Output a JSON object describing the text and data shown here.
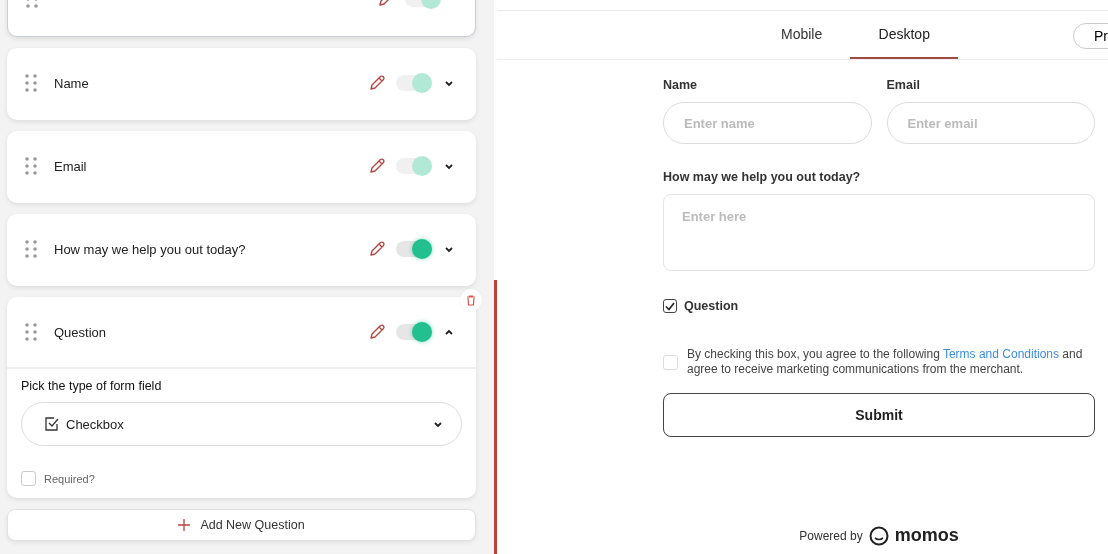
{
  "questions": [
    {
      "kind": "partial",
      "on": true,
      "disabled": true
    },
    {
      "label": "Name",
      "kind": "plain",
      "on": true,
      "disabled": true,
      "expanded": false
    },
    {
      "label": "Email",
      "kind": "plain",
      "on": true,
      "disabled": true,
      "expanded": false
    },
    {
      "label": "How may we help you out today?",
      "kind": "plain",
      "on": true,
      "disabled": false,
      "expanded": false
    },
    {
      "label": "Question",
      "kind": "plain",
      "on": true,
      "disabled": false,
      "expanded": true,
      "editor": {
        "heading": "Pick the type of form field",
        "field_type": "Checkbox",
        "required_label": "Required?",
        "required": false
      }
    }
  ],
  "add_button": "Add New Question",
  "tabs": [
    {
      "label": "Mobile",
      "selected": false
    },
    {
      "label": "Desktop",
      "selected": true
    }
  ],
  "preview_button": "Pr",
  "form": {
    "name_label": "Name",
    "name_placeholder": "Enter name",
    "email_label": "Email",
    "email_placeholder": "Enter email",
    "help_label": "How may we help you out today?",
    "help_placeholder": "Enter here",
    "question_label": "Question",
    "question_checked": true,
    "consent_before": "By checking this box, you agree to the following",
    "consent_link": "Terms and Conditions",
    "consent_after": "and agree to receive marketing communications from the merchant.",
    "consent_checked": false,
    "submit": "Submit"
  },
  "footer": {
    "powered": "Powered by",
    "brand": "momos"
  }
}
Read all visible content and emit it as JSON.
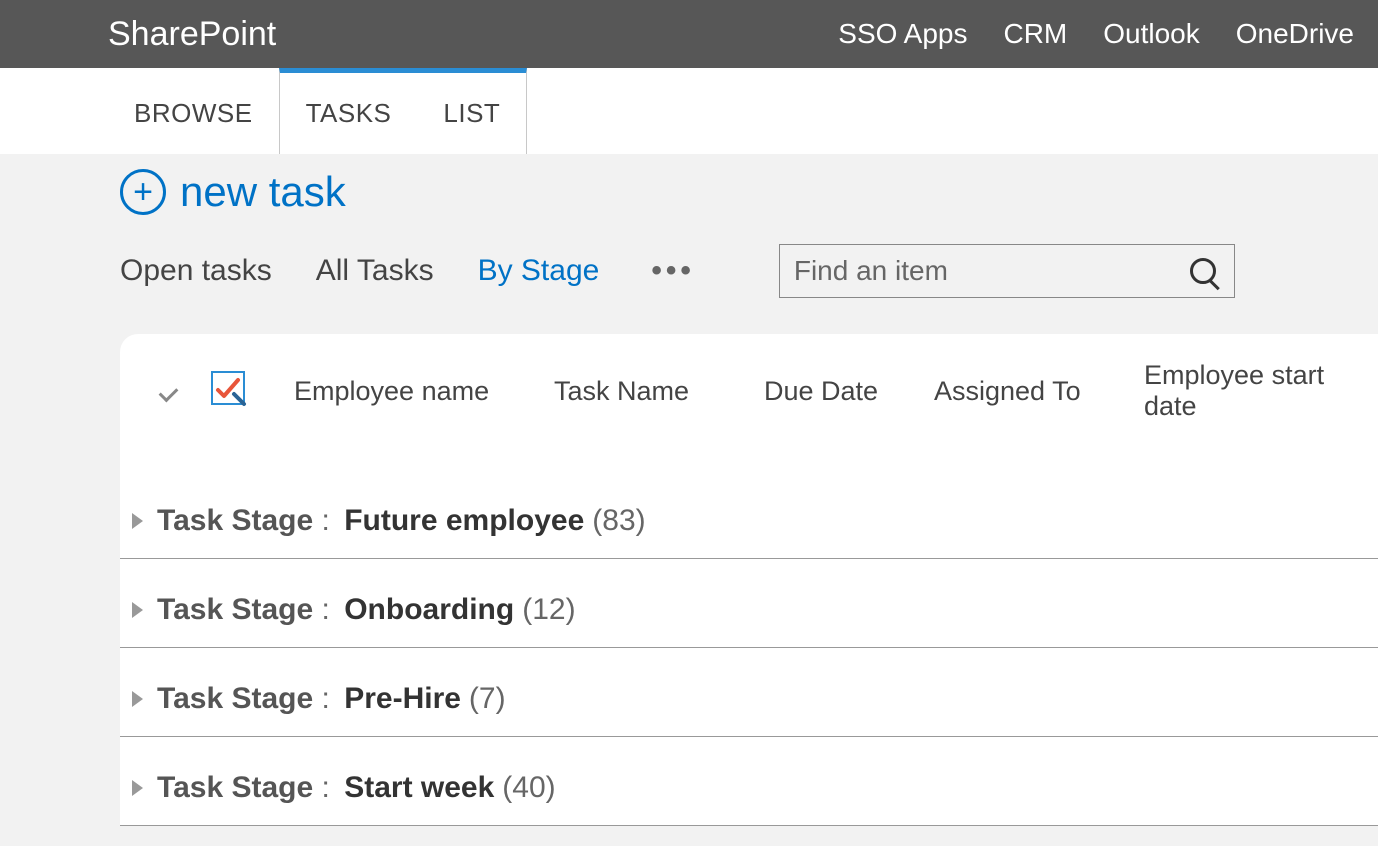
{
  "suite": {
    "title": "SharePoint",
    "links": [
      "SSO Apps",
      "CRM",
      "Outlook",
      "OneDrive"
    ]
  },
  "ribbon": {
    "tabs": [
      {
        "label": "BROWSE",
        "active": false
      },
      {
        "label": "TASKS",
        "active": true
      },
      {
        "label": "LIST",
        "active": true
      }
    ]
  },
  "newTask": {
    "label": "new task"
  },
  "views": {
    "items": [
      {
        "label": "Open tasks",
        "active": false
      },
      {
        "label": "All Tasks",
        "active": false
      },
      {
        "label": "By Stage",
        "active": true
      }
    ]
  },
  "search": {
    "placeholder": "Find an item"
  },
  "columns": {
    "employeeName": "Employee name",
    "taskName": "Task Name",
    "dueDate": "Due Date",
    "assignedTo": "Assigned To",
    "employeeStartDate": "Employee start date"
  },
  "groupLabelKey": "Task Stage",
  "groups": [
    {
      "value": "Future employee",
      "count": 83
    },
    {
      "value": "Onboarding",
      "count": 12
    },
    {
      "value": "Pre-Hire",
      "count": 7
    },
    {
      "value": "Start week",
      "count": 40
    }
  ]
}
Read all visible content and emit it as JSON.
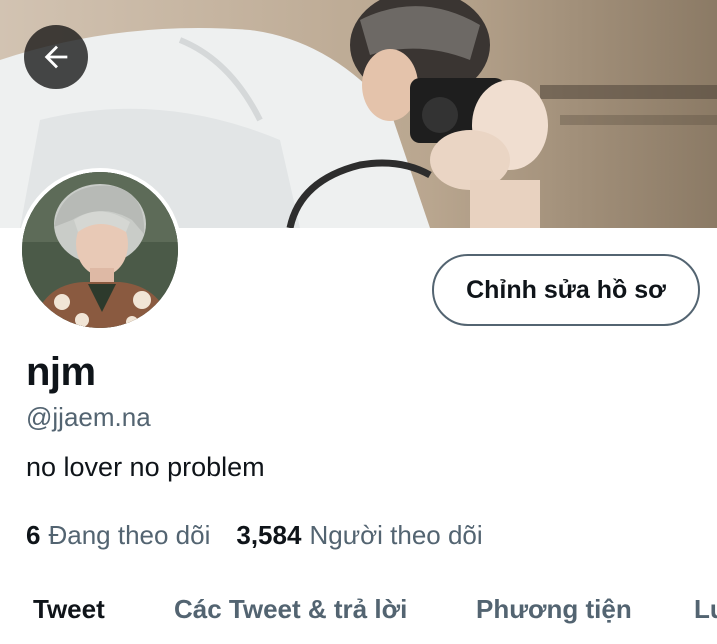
{
  "header": {
    "back_icon": "arrow-left-icon",
    "banner_image": "photographer-with-camera"
  },
  "profile": {
    "avatar_image": "user-avatar-photo",
    "edit_button_label": "Chỉnh sửa hồ sơ",
    "display_name": "njm",
    "handle": "@jjaem.na",
    "bio": "no lover no problem"
  },
  "stats": {
    "following_count": "6",
    "following_label": "Đang theo dõi",
    "followers_count": "3,584",
    "followers_label": "Người theo dõi"
  },
  "tabs": [
    {
      "label": "Tweet",
      "active": true
    },
    {
      "label": "Các Tweet & trả lời",
      "active": false
    },
    {
      "label": "Phương tiện",
      "active": false
    },
    {
      "label": "Lư",
      "active": false
    }
  ],
  "colors": {
    "primary_text": "#0f1419",
    "secondary_text": "#536471",
    "border": "#536471"
  }
}
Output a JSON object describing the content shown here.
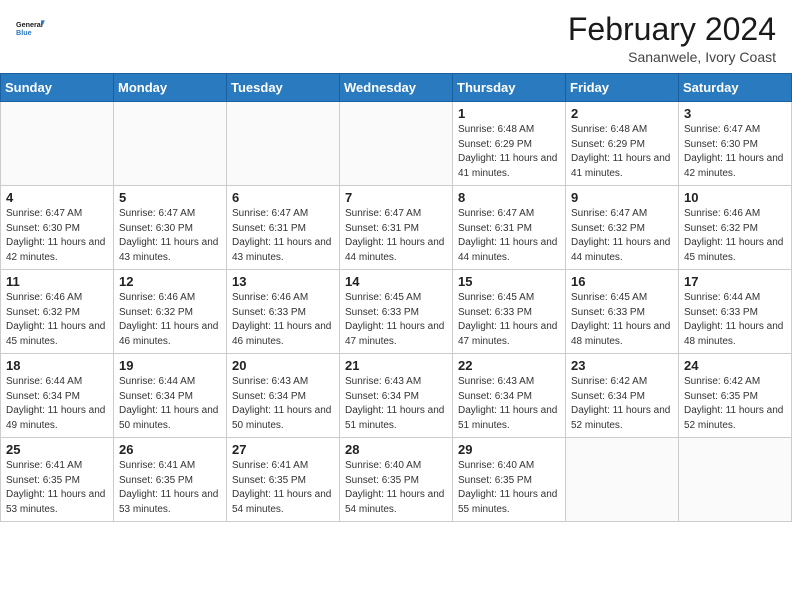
{
  "logo": {
    "line1": "General",
    "line2": "Blue"
  },
  "title": "February 2024",
  "subtitle": "Sananwele, Ivory Coast",
  "days_of_week": [
    "Sunday",
    "Monday",
    "Tuesday",
    "Wednesday",
    "Thursday",
    "Friday",
    "Saturday"
  ],
  "weeks": [
    [
      {
        "num": "",
        "info": ""
      },
      {
        "num": "",
        "info": ""
      },
      {
        "num": "",
        "info": ""
      },
      {
        "num": "",
        "info": ""
      },
      {
        "num": "1",
        "info": "Sunrise: 6:48 AM\nSunset: 6:29 PM\nDaylight: 11 hours and 41 minutes."
      },
      {
        "num": "2",
        "info": "Sunrise: 6:48 AM\nSunset: 6:29 PM\nDaylight: 11 hours and 41 minutes."
      },
      {
        "num": "3",
        "info": "Sunrise: 6:47 AM\nSunset: 6:30 PM\nDaylight: 11 hours and 42 minutes."
      }
    ],
    [
      {
        "num": "4",
        "info": "Sunrise: 6:47 AM\nSunset: 6:30 PM\nDaylight: 11 hours and 42 minutes."
      },
      {
        "num": "5",
        "info": "Sunrise: 6:47 AM\nSunset: 6:30 PM\nDaylight: 11 hours and 43 minutes."
      },
      {
        "num": "6",
        "info": "Sunrise: 6:47 AM\nSunset: 6:31 PM\nDaylight: 11 hours and 43 minutes."
      },
      {
        "num": "7",
        "info": "Sunrise: 6:47 AM\nSunset: 6:31 PM\nDaylight: 11 hours and 44 minutes."
      },
      {
        "num": "8",
        "info": "Sunrise: 6:47 AM\nSunset: 6:31 PM\nDaylight: 11 hours and 44 minutes."
      },
      {
        "num": "9",
        "info": "Sunrise: 6:47 AM\nSunset: 6:32 PM\nDaylight: 11 hours and 44 minutes."
      },
      {
        "num": "10",
        "info": "Sunrise: 6:46 AM\nSunset: 6:32 PM\nDaylight: 11 hours and 45 minutes."
      }
    ],
    [
      {
        "num": "11",
        "info": "Sunrise: 6:46 AM\nSunset: 6:32 PM\nDaylight: 11 hours and 45 minutes."
      },
      {
        "num": "12",
        "info": "Sunrise: 6:46 AM\nSunset: 6:32 PM\nDaylight: 11 hours and 46 minutes."
      },
      {
        "num": "13",
        "info": "Sunrise: 6:46 AM\nSunset: 6:33 PM\nDaylight: 11 hours and 46 minutes."
      },
      {
        "num": "14",
        "info": "Sunrise: 6:45 AM\nSunset: 6:33 PM\nDaylight: 11 hours and 47 minutes."
      },
      {
        "num": "15",
        "info": "Sunrise: 6:45 AM\nSunset: 6:33 PM\nDaylight: 11 hours and 47 minutes."
      },
      {
        "num": "16",
        "info": "Sunrise: 6:45 AM\nSunset: 6:33 PM\nDaylight: 11 hours and 48 minutes."
      },
      {
        "num": "17",
        "info": "Sunrise: 6:44 AM\nSunset: 6:33 PM\nDaylight: 11 hours and 48 minutes."
      }
    ],
    [
      {
        "num": "18",
        "info": "Sunrise: 6:44 AM\nSunset: 6:34 PM\nDaylight: 11 hours and 49 minutes."
      },
      {
        "num": "19",
        "info": "Sunrise: 6:44 AM\nSunset: 6:34 PM\nDaylight: 11 hours and 50 minutes."
      },
      {
        "num": "20",
        "info": "Sunrise: 6:43 AM\nSunset: 6:34 PM\nDaylight: 11 hours and 50 minutes."
      },
      {
        "num": "21",
        "info": "Sunrise: 6:43 AM\nSunset: 6:34 PM\nDaylight: 11 hours and 51 minutes."
      },
      {
        "num": "22",
        "info": "Sunrise: 6:43 AM\nSunset: 6:34 PM\nDaylight: 11 hours and 51 minutes."
      },
      {
        "num": "23",
        "info": "Sunrise: 6:42 AM\nSunset: 6:34 PM\nDaylight: 11 hours and 52 minutes."
      },
      {
        "num": "24",
        "info": "Sunrise: 6:42 AM\nSunset: 6:35 PM\nDaylight: 11 hours and 52 minutes."
      }
    ],
    [
      {
        "num": "25",
        "info": "Sunrise: 6:41 AM\nSunset: 6:35 PM\nDaylight: 11 hours and 53 minutes."
      },
      {
        "num": "26",
        "info": "Sunrise: 6:41 AM\nSunset: 6:35 PM\nDaylight: 11 hours and 53 minutes."
      },
      {
        "num": "27",
        "info": "Sunrise: 6:41 AM\nSunset: 6:35 PM\nDaylight: 11 hours and 54 minutes."
      },
      {
        "num": "28",
        "info": "Sunrise: 6:40 AM\nSunset: 6:35 PM\nDaylight: 11 hours and 54 minutes."
      },
      {
        "num": "29",
        "info": "Sunrise: 6:40 AM\nSunset: 6:35 PM\nDaylight: 11 hours and 55 minutes."
      },
      {
        "num": "",
        "info": ""
      },
      {
        "num": "",
        "info": ""
      }
    ]
  ]
}
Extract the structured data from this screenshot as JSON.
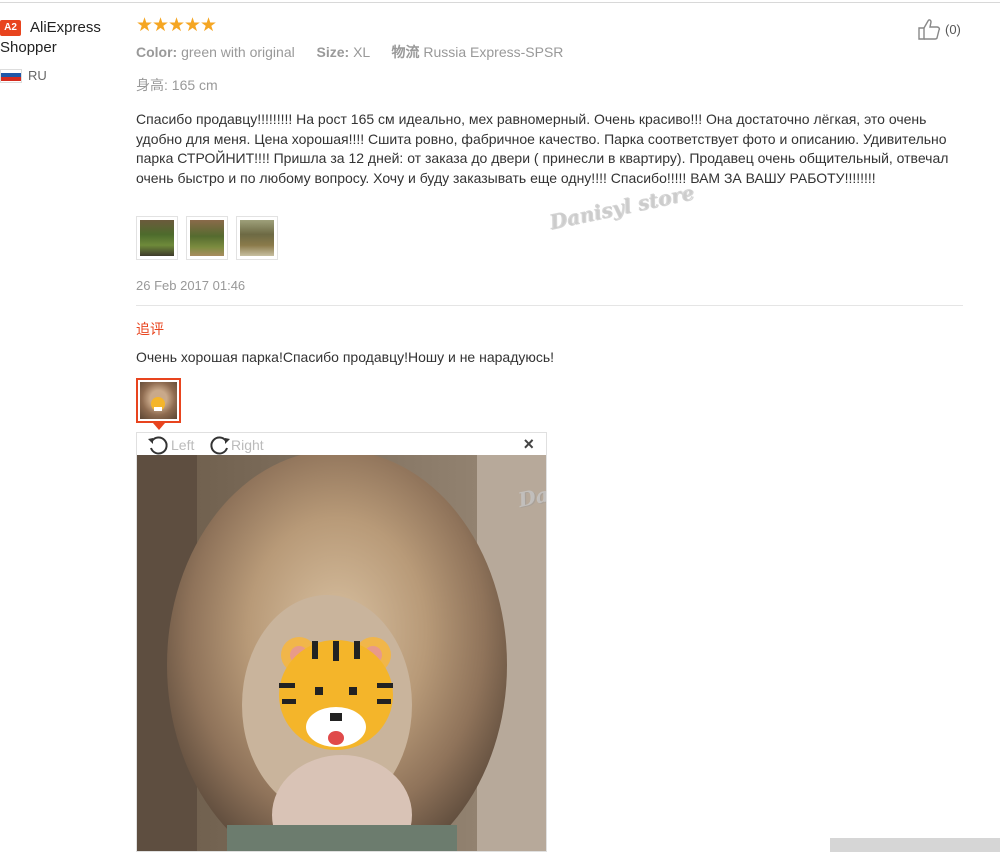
{
  "user": {
    "badge": "A2",
    "name": "AliExpress Shopper",
    "country_code": "RU",
    "flag_colors": [
      "#ffffff",
      "#1f57a8",
      "#d52b1e"
    ]
  },
  "review": {
    "rating": 5,
    "stars": "★★★★★",
    "color_label": "Color:",
    "color_value": "green with original",
    "size_label": "Size:",
    "size_value": "XL",
    "logistics_label": "物流",
    "logistics_value": "Russia Express-SPSR",
    "height_label": "身高:",
    "height_value": "165 cm",
    "text": "Спасибо продавцу!!!!!!!!! На рост 165 см идеально, мех равномерный. Очень красиво!!! Она достаточно лёгкая, это очень удобно для меня. Цена хорошая!!!! Сшита ровно, фабричное качество. Парка соответствует фото и описанию. Удивительно парка СТРОЙНИТ!!!! Пришла за 12 дней: от заказа до двери ( принесли в квартиру). Продавец очень общительный, отвечал очень быстро и по любому вопросу. Хочу и буду заказывать еще одну!!!! Спасибо!!!!! ВАМ ЗА ВАШУ РАБОТУ!!!!!!!!",
    "date": "26 Feb 2017 01:46",
    "like_count": "(0)"
  },
  "additional": {
    "title": "追评",
    "text": "Очень хорошая парка!Спасибо продавцу!Ношу и не нарадуюсь!"
  },
  "viewer": {
    "rotate_left_label": "Left",
    "rotate_right_label": "Right",
    "close_label": "×"
  },
  "watermark": "Danisyl store",
  "colors": {
    "accent": "#e8441e",
    "star": "#f5a623",
    "muted": "#999999"
  }
}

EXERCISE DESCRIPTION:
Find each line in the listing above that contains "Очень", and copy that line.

RESPONSE TO THE EXERCISE:
    "text": "Спасибо продавцу!!!!!!!!! На рост 165 см идеально, мех равномерный. Очень красиво!!! Она достаточно лёгкая, это очень удобно для меня. Цена хорошая!!!! Сшита ровно, фабричное качество. Парка соответствует фото и описанию. Удивительно парка СТРОЙНИТ!!!! Пришла за 12 дней: от заказа до двери ( принесли в квартиру). Продавец очень общительный, отвечал очень быстро и по любому вопросу. Хочу и буду заказывать еще одну!!!! Спасибо!!!!! ВАМ ЗА ВАШУ РАБОТУ!!!!!!!!",
    "text": "Очень хорошая парка!Спасибо продавцу!Ношу и не нарадуюсь!"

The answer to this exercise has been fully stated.